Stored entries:
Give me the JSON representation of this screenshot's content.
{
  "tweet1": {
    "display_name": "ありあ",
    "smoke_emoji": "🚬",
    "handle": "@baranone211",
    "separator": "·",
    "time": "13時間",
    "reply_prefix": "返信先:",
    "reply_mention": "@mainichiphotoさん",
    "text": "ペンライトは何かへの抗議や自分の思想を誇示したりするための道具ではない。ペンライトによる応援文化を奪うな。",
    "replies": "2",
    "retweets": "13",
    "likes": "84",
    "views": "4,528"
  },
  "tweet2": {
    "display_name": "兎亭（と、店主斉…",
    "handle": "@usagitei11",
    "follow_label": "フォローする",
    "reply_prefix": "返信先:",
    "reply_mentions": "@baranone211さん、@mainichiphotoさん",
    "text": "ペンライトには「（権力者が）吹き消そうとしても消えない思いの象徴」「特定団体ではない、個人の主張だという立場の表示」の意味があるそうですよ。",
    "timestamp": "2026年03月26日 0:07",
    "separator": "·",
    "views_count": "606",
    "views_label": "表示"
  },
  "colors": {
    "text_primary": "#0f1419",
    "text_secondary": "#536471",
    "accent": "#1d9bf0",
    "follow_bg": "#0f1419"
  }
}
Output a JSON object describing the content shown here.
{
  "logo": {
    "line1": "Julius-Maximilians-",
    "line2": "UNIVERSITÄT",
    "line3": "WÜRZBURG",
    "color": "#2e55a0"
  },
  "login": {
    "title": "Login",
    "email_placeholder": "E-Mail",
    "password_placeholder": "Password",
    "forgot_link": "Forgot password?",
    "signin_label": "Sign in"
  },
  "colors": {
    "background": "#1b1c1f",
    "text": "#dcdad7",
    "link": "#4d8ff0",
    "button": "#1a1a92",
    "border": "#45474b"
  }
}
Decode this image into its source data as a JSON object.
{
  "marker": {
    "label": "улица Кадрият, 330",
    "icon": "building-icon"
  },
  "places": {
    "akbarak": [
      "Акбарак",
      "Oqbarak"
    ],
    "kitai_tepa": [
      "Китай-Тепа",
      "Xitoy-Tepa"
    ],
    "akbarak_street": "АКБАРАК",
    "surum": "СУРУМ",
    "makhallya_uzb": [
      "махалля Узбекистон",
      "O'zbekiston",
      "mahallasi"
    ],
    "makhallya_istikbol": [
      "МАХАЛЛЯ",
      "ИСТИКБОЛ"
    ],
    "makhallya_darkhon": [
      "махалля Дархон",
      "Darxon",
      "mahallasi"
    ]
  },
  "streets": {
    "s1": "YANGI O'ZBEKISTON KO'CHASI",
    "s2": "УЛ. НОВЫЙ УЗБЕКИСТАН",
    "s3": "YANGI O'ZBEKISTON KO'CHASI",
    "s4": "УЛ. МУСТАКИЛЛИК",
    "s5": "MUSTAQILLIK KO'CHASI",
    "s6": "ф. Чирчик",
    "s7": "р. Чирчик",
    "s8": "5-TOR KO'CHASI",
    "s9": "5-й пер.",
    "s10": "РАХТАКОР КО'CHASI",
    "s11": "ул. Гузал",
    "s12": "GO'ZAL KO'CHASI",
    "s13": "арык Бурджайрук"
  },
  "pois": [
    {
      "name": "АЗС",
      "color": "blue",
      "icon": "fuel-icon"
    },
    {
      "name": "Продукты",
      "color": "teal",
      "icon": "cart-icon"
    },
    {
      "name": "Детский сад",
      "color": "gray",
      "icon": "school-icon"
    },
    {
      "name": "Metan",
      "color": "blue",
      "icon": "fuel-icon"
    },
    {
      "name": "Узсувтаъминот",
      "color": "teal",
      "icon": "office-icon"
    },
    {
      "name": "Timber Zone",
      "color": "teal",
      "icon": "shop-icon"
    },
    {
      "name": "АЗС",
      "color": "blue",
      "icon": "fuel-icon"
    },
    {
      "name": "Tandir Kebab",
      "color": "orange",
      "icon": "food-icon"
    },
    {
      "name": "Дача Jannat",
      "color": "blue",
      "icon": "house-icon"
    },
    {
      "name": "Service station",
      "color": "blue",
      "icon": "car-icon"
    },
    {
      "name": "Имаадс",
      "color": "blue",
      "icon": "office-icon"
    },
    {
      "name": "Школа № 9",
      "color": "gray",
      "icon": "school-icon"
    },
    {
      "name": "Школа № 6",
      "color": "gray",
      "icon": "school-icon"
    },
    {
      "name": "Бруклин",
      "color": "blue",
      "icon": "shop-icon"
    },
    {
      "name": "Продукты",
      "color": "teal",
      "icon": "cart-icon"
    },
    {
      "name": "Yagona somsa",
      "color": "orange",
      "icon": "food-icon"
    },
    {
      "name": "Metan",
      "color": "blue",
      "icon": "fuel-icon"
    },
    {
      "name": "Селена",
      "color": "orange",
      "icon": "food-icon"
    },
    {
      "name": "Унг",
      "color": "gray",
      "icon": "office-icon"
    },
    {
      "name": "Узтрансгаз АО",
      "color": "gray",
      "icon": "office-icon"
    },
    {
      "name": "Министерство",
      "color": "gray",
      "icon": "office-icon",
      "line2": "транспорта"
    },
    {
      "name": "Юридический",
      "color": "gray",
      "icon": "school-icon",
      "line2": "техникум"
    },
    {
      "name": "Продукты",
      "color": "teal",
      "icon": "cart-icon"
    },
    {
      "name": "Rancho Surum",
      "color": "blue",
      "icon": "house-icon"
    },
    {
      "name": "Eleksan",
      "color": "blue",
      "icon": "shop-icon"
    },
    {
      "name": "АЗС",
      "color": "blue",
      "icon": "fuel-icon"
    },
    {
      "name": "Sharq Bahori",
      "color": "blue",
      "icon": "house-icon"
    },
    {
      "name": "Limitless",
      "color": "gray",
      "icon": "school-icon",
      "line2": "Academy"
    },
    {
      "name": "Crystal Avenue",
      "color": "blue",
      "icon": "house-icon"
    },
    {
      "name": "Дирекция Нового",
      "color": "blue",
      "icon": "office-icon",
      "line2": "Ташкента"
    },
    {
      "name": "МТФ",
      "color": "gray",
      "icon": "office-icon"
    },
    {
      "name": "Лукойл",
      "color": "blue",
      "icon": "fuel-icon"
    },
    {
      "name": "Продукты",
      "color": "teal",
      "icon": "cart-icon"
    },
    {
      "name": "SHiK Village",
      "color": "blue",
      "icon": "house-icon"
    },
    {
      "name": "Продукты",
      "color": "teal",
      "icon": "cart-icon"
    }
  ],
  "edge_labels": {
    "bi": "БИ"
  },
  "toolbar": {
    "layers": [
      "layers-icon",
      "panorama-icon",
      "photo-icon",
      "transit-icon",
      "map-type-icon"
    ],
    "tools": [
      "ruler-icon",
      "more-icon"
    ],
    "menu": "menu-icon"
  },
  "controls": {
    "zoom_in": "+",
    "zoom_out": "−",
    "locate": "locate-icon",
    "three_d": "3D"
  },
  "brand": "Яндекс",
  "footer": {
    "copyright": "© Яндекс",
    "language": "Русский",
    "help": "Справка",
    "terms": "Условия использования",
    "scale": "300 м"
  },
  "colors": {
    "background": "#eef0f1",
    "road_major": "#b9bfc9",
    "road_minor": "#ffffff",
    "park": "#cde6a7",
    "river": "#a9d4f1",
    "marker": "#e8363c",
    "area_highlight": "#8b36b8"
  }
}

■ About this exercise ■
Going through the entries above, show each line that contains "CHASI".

■ Expected output ■
    "s1": "YANGI O'ZBEKISTON KO'CHASI",
    "s3": "YANGI O'ZBEKISTON KO'CHASI",
    "s5": "MUSTAQILLIK KO'CHASI",
    "s8": "5-TOR KO'CHASI",
    "s10": "РАХТАКОР КО'CHASI",
    "s12": "GO'ZAL KO'CHASI",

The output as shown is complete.